A guideline breaking straight straight down on pay day loans was initially proposed in 2016. President Obama touted the guideline because the final end of predatory lending. He warned payday loan providers in a message: “If you are making that profit by trapping hardworking People in america into a vicious cycle of financial obligation, you have got to find a brand new business structure.”
The guideline might have needed lenders to find out whether customers could spend down their loans. It could additionally limit lenders that are payday just two tries to withdraw cash from borrowers’ https://nationaltitleloan.net/payday-loans-nd/ records, a move built to target the costs that payday loan providers cost.
The consumer protection bureau reversed course under the Trump administration. The rule had been supposed to start working back 2018 вЂ” but it never did january. Rather, then-CFPB Director Mick Mulvaney delayed the guideline.
On Wednesday, bureau officials stated they want to nix the an element of the guideline that needs payday loan providers to check borrowers’ capability to spend. And so they intend to wait the remainder guideline until 2020.
A senior CFPB official stated the bureau’s choice is due to a problem that there surely is perhaps maybe perhaps not sufficient proof showing that payday financing is unjust and abusive sufficient to necessitate the guideline. Additionally, the state, whom talked to reporters on condition of privacy, stated that when the guideline had kicked in, some two-thirds of borrowers would not be eligible for a loan that is payday.
Customer advocates state the move hurts borrowers .
“the folks in energy have actually chosen to side with payday loan providers over customers,” stated Kyle Herrig, senior adviser towards the customer advocacy team Allied Progress.
Herrig said the payday guideline under conversation had been written after 5 years of research that included examining an incredible number of loan documents.
“That research concluded the ability-to-repay standard ended up being critical to protecting customers from dropping in to the financial obligation trap,” Herrig stated.
Advocacy groups stated eliminating the defenses will particularly leave minority communities at an increased risk.
” With small accountability for his or her actions, payday loan providers have actually long preyed upon communities of color and drained them of these hard-earned cost cost savings,” Hilary Shelton, NAACP Washington bureau manager, stated in a statement. “We highly urge Kathy Kraninger to reconsider her choice to damage the payday lending guideline and permit it to maneuver ahead as prepared straight away.”
Marisabel Torres, senior policy analyst at UnidosUS, said her advocacy group and “a large number of Latinos” joined up with a national campaign calling for a stronger lending rule that is payday.
The CFPB is made to safeguard customers from losses like those experienced into the Great Recession.
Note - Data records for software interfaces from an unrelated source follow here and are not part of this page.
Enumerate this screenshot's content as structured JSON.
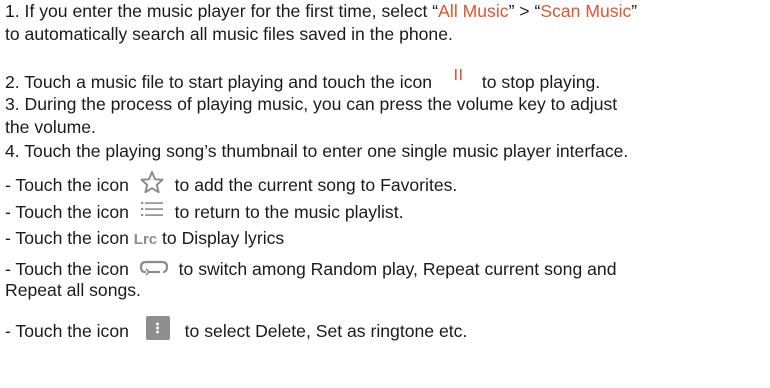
{
  "lines": {
    "l1a_prefix": "1. If you enter the music player for the first time, select “",
    "l1a_all_music": "All Music",
    "l1a_mid": "” > “",
    "l1a_scan_music": "Scan Music",
    "l1a_suffix": "”",
    "l1b": "to automatically search all music files saved in the phone.",
    "l2_prefix": "2. Touch a music file to start playing and touch the icon",
    "l2_suffix": "to stop playing.",
    "l3a": "3. During the process of playing music, you can press the volume key to adjust",
    "l3b": "the volume.",
    "l4": "4. Touch the playing song’s thumbnail to enter one single music player interface.",
    "b1_prefix": "- Touch the icon",
    "b1_suffix": "to add the current song to Favorites.",
    "b2_prefix": "- Touch the icon",
    "b2_suffix": "to return to the music playlist.",
    "b3_prefix": "- Touch the icon",
    "b3_lrc": "Lrc",
    "b3_suffix": "to Display lyrics",
    "b4_prefix": "- Touch the icon",
    "b4_suffix": "to switch among Random play, Repeat current song and",
    "b4b": "Repeat all songs.",
    "b5_prefix": "- Touch the icon",
    "b5_suffix": "to select Delete, Set as ringtone etc."
  },
  "icons": {
    "pause": "pause-icon",
    "star": "star-icon",
    "list": "list-icon",
    "repeat": "repeat-icon",
    "menu": "more-menu-icon"
  },
  "colors": {
    "accent": "#e8522e",
    "icon_gray": "#8c8c8c"
  }
}
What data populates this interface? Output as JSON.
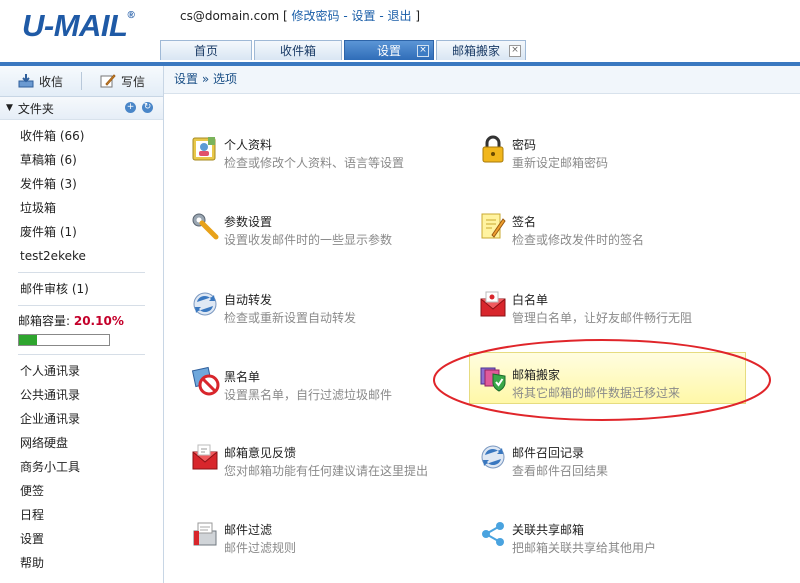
{
  "header": {
    "logo": "U-MAIL",
    "logo_mark": "®",
    "user_email": "cs@domain.com",
    "bracket_open": " [ ",
    "change_password": "修改密码",
    "sep1": " - ",
    "settings_link": "设置",
    "sep2": " - ",
    "logout": "退出",
    "bracket_close": " ]"
  },
  "tabs": [
    {
      "label": "首页",
      "active": false,
      "closable": false
    },
    {
      "label": "收件箱",
      "active": false,
      "closable": false
    },
    {
      "label": "设置",
      "active": true,
      "closable": true
    },
    {
      "label": "邮箱搬家",
      "active": false,
      "closable": true
    }
  ],
  "sidebar": {
    "receive": "收信",
    "compose": "写信",
    "folders_title": "文件夹",
    "folders": [
      "收件箱 (66)",
      "草稿箱 (6)",
      "发件箱 (3)",
      "垃圾箱",
      "废件箱 (1)",
      "test2ekeke"
    ],
    "review": "邮件审核 (1)",
    "quota_label": "邮箱容量: ",
    "quota_value": "20.10%",
    "quota_fraction": 0.201,
    "tools": [
      "个人通讯录",
      "公共通讯录",
      "企业通讯录",
      "网络硬盘",
      "商务小工具",
      "便签",
      "日程",
      "设置",
      "帮助"
    ]
  },
  "breadcrumb": "设置 » 选项",
  "options": [
    {
      "title": "个人资料",
      "desc": "检查或修改个人资料、语言等设置",
      "icon": "profile-icon"
    },
    {
      "title": "密码",
      "desc": "重新设定邮箱密码",
      "icon": "lock-icon"
    },
    {
      "title": "参数设置",
      "desc": "设置收发邮件时的一些显示参数",
      "icon": "wrench-icon"
    },
    {
      "title": "签名",
      "desc": "检查或修改发件时的签名",
      "icon": "note-pencil-icon"
    },
    {
      "title": "自动转发",
      "desc": "检查或重新设置自动转发",
      "icon": "forward-icon"
    },
    {
      "title": "白名单",
      "desc": "管理白名单，让好友邮件畅行无阻",
      "icon": "whitelist-envelope-icon"
    },
    {
      "title": "黑名单",
      "desc": "设置黑名单，自行过滤垃圾邮件",
      "icon": "blacklist-icon"
    },
    {
      "title": "邮箱搬家",
      "desc": "将其它邮箱的邮件数据迁移过来",
      "icon": "migrate-shield-icon"
    },
    {
      "title": "邮箱意见反馈",
      "desc": "您对邮箱功能有任何建议请在这里提出",
      "icon": "feedback-envelope-icon"
    },
    {
      "title": "邮件召回记录",
      "desc": "查看邮件召回结果",
      "icon": "recall-icon"
    },
    {
      "title": "邮件过滤",
      "desc": "邮件过滤规则",
      "icon": "filter-mailbox-icon"
    },
    {
      "title": "关联共享邮箱",
      "desc": "把邮箱关联共享给其他用户",
      "icon": "share-icon"
    }
  ],
  "colors": {
    "accent": "#3a78c0",
    "quota": "#c4002a",
    "highlight_ring": "#e0252a"
  }
}
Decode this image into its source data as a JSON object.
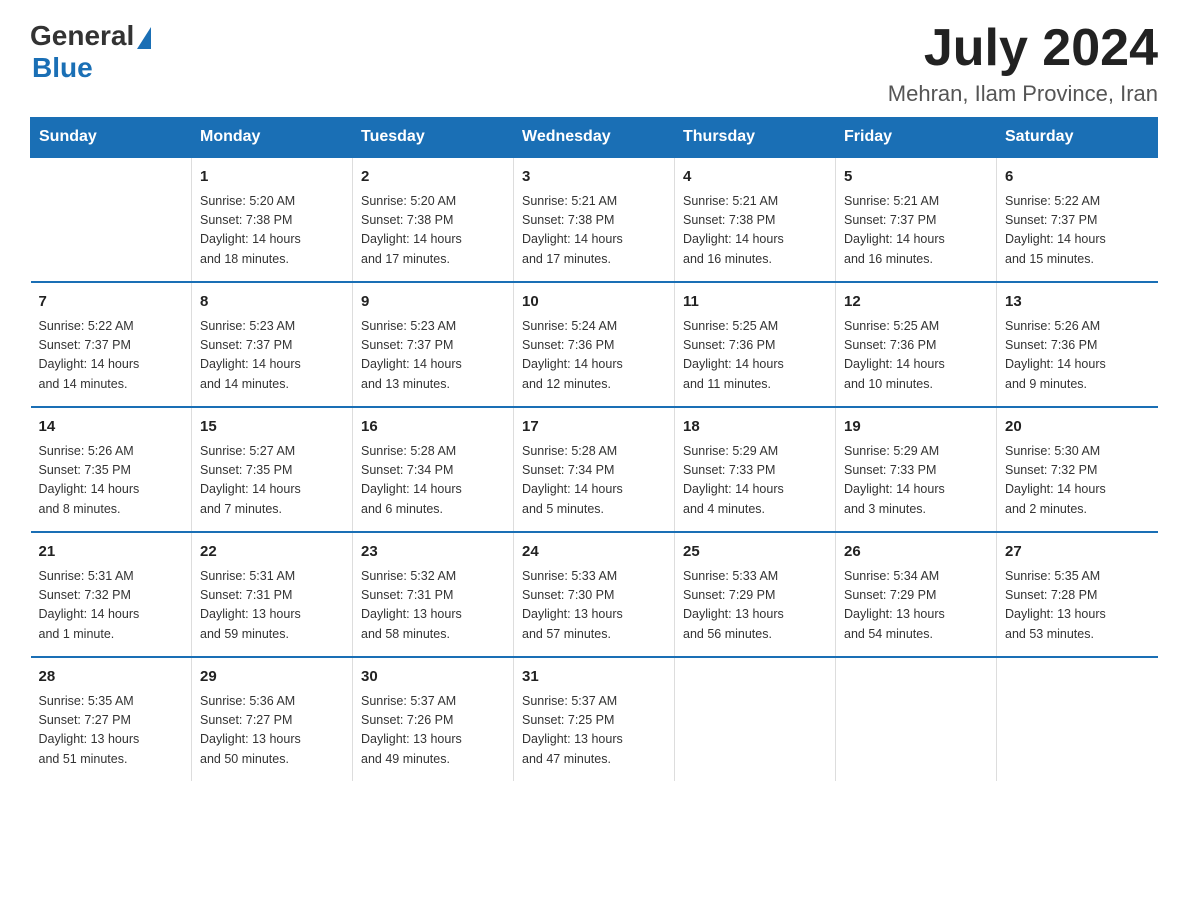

Its very first manager, Richard Cordray, took aggressive actions to modify banking institutions along with other banking institutions.
Republicans accused Cordray of wielding a lot of energy. President Trump’s first choose to head the agency, Mulvaney, had called it a ” ill, sad laugh” so that as a congressman proposed a bill to abolish it. Mulvaney had accepted campaign contributions from payday loan providers, and NPR has stated that under their leadership, the agency loosened its oversight for the industry.
Payday loan providers including choose Management Resources, Advance America and look into money Inc. also have donated significantly to Trump’s inaugural committee. The industry’s trade team, the Community Financial solutions Association of America, held its yearly meeting at Trump nationwide Doral driver near Miami in August 2018.